■ **WHAT YOU SHOULD DO**:
Which lines of the data include the string "view"? List them all.

━━ SUPPLIED DATA ━━

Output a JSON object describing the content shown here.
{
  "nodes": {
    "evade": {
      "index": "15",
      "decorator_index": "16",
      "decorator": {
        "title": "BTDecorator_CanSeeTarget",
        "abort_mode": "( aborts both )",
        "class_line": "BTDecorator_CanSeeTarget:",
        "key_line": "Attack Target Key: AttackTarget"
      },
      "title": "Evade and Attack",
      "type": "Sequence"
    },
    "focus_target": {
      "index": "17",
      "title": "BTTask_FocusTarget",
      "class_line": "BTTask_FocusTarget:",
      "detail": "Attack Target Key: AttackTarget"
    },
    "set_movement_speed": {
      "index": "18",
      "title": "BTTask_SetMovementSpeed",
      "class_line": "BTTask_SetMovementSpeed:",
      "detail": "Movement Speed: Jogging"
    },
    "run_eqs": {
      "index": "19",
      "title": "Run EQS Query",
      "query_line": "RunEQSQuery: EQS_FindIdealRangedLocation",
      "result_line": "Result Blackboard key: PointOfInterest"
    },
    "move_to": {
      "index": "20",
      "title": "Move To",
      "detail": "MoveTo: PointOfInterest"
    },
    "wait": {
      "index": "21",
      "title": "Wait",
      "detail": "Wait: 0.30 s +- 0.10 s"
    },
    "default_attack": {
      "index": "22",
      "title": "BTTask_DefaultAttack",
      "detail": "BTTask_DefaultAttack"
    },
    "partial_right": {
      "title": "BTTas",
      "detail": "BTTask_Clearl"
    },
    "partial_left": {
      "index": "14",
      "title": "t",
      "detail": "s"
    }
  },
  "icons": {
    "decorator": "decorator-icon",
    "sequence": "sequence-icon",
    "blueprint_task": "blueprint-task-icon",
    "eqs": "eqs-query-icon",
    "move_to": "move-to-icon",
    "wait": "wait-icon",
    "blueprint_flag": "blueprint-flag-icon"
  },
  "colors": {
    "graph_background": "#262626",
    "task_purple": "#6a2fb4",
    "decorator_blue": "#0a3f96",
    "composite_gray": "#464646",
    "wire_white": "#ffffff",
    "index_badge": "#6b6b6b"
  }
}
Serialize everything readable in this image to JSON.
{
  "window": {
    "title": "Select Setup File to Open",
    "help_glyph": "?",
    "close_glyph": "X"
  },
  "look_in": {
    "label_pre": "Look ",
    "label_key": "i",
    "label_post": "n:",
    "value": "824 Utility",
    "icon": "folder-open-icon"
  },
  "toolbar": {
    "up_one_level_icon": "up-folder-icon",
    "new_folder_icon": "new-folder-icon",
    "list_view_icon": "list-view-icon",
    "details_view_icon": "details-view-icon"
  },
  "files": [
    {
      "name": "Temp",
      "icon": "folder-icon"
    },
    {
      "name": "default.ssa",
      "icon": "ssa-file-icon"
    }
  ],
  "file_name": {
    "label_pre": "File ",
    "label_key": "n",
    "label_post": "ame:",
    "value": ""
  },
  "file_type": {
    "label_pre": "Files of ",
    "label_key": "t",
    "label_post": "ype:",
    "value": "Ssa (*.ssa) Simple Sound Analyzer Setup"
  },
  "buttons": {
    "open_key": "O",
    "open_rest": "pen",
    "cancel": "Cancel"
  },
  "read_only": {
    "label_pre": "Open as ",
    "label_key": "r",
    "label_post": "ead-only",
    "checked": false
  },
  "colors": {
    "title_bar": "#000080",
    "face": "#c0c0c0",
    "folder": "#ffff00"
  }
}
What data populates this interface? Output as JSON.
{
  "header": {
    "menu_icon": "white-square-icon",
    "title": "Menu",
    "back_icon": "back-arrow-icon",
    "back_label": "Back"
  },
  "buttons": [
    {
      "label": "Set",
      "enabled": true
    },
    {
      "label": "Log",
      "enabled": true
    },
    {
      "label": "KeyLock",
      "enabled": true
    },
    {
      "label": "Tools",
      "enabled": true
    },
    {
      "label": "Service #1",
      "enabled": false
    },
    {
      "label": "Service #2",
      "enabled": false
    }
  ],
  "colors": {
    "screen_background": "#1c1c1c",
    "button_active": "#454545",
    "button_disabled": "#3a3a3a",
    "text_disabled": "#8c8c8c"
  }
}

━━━

■ **YOUR SOLUTION**:
    "list_view_icon": "list-view-icon",
    "details_view_icon": "details-view-icon"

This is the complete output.